I was one of the thousands of young girls riveted to my parents’ television set as Mary Lou Retton vaulted into the record books. Not much later, I was precariously tip toeing across a balance beam myself, determined to be the next gymnast on a Wheaties box. Spoiler alert: that did not happen. I did, however, remain in the sport for the majority of the next 20 years, including competing for my high school team and then coaching girls and boys from 18 months to 18 years (including a competitive team).
I love the sport for so many reasons: its beauty, its strength, its focus on the individual and the team, and its high flying joy. But, the sport has many detractors. I grew up in the San Francisco Bay Area and one of our local newpaper columnists wrote a book calledLittle Girls in Pretty Boxesabout the hardships and pitfalls found in gymnastics and figure skating: injuries, eating disorders, emotional abuse among them. I read it cover to cover and found multiple factual errors, conflicting statments and then, encouraged by my father, wrote her a seven page letter listing all the problems I found along with my heartfelt feelings on the sport. I received a very nice letter back.
I know that our female culture has long been affected by body image issues, and athletes, especially those in sports that require a certain body type to excel, may be more susceptible than others. I worked with young girls who faced those body struggles, who didn’t like what they saw in the mirror, who fought with demons and it broke my heart. It took them time and hard emotional work to see the beauty and strength in their body, no matter what form it took. As a coach and as a woman, it was my duty to help them feel confident, to feel safe, to feel worth. And I am proud of that.
So, as the Olympics are upon us, little girls everywhere will tune in to see the likes of Jordyn Wieber and Gabrielle Douglas flip across a beam and tumble explosively through the air. They will watch swimmers, divers and track stars with little to no body fat compete on the biggest stage. Will girls see the tenacity, the dedication, and the passion on the world’s largest athletic stage? Or will they see bodies they might never have?

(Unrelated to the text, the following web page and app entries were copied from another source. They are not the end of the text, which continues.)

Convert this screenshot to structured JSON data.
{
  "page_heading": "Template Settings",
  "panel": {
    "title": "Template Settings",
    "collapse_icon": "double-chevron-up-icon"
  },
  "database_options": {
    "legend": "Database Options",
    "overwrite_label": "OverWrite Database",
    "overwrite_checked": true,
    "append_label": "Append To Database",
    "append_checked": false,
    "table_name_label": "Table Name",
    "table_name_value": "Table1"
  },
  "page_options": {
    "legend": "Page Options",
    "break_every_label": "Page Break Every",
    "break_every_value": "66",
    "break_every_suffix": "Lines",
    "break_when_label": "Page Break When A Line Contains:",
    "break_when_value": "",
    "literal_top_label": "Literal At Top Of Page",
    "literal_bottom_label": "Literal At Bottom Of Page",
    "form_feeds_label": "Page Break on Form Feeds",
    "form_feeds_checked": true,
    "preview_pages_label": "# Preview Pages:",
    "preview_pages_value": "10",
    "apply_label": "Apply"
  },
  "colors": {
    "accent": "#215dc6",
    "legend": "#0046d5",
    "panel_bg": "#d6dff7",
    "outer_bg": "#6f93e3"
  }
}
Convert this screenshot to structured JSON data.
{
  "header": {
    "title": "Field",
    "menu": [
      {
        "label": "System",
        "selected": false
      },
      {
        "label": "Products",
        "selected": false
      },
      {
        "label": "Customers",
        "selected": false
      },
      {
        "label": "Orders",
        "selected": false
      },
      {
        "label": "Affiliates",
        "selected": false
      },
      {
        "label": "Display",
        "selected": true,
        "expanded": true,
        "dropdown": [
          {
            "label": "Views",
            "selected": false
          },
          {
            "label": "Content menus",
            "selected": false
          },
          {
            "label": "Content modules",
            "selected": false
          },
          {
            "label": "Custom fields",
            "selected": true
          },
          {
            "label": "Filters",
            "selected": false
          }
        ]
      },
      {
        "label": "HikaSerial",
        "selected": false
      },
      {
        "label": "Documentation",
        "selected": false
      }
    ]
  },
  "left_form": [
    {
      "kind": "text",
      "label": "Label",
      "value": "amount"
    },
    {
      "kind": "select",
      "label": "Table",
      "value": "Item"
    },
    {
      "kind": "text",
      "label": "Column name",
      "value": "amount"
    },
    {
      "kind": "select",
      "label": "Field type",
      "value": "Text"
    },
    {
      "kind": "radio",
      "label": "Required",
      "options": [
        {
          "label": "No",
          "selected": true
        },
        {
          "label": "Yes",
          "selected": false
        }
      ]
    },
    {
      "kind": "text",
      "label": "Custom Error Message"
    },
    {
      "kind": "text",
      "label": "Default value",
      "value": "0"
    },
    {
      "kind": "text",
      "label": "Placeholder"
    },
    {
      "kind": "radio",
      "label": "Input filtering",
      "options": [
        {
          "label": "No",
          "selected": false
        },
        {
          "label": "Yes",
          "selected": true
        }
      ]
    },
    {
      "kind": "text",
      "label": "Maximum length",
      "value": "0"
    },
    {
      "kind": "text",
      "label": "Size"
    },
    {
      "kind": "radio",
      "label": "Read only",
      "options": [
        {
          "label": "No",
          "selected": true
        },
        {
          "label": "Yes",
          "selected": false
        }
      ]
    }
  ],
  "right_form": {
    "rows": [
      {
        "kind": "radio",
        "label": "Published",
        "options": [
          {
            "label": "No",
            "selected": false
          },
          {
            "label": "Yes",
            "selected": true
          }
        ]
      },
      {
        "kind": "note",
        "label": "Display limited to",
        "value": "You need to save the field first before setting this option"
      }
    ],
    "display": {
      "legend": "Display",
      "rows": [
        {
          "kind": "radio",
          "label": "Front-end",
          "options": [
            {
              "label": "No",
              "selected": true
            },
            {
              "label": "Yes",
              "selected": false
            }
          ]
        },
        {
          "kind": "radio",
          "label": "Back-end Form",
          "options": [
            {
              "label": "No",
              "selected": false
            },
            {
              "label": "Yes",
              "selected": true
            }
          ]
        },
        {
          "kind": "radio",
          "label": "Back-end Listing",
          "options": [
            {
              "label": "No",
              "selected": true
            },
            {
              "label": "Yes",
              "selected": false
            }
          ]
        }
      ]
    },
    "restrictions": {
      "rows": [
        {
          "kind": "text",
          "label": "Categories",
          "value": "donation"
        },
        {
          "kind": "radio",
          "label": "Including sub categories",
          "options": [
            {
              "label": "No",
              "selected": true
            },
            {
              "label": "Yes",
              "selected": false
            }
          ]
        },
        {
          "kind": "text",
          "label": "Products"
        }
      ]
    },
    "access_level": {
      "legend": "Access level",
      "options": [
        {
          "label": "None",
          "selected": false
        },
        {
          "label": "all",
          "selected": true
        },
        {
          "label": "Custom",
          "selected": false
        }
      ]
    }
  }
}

I imagine there wil be plenty of both.
If I had a child old enough to understand, I would let her watch in the hopes that she would be inspired to be great in whatever talent he/she possesses. I would be prepared to talk about the sacrifice it takes to be at the top, and the love of what you do. My son isn’t old enough for me to teach him that during this Olympiad, but I hope one day to be able to do so. In the meantime, I ask of you, will you be watching? Are you worried that the athletes might inspire unhealthy views? Or do you think the inspiration transcends body image?
Elizabeth is an attorney by day, entertainment blogger by night, and a new mom to an impossibly cute son. When she’s not fending off the paparazzi who think she’s Tina Fey, she enjoys sleep, wine, exercises in elaborate procrastination, invoking her acerbic wit, and using words like acerbic. She’s written for the entertainment sites SqueeTV, Xfinity, and Snakkle, and her posts have been featured on the Huffington Post, Wet Paint, Good Morning America, and (it is rumored) her parents’ fridge. Elizabeth can be found working on her night cheese in Chicago where she lives with her husband, baby, and two beautiful DVRs. You can follow Elizabeth on twitter.
Image Courtesy of WSENetwork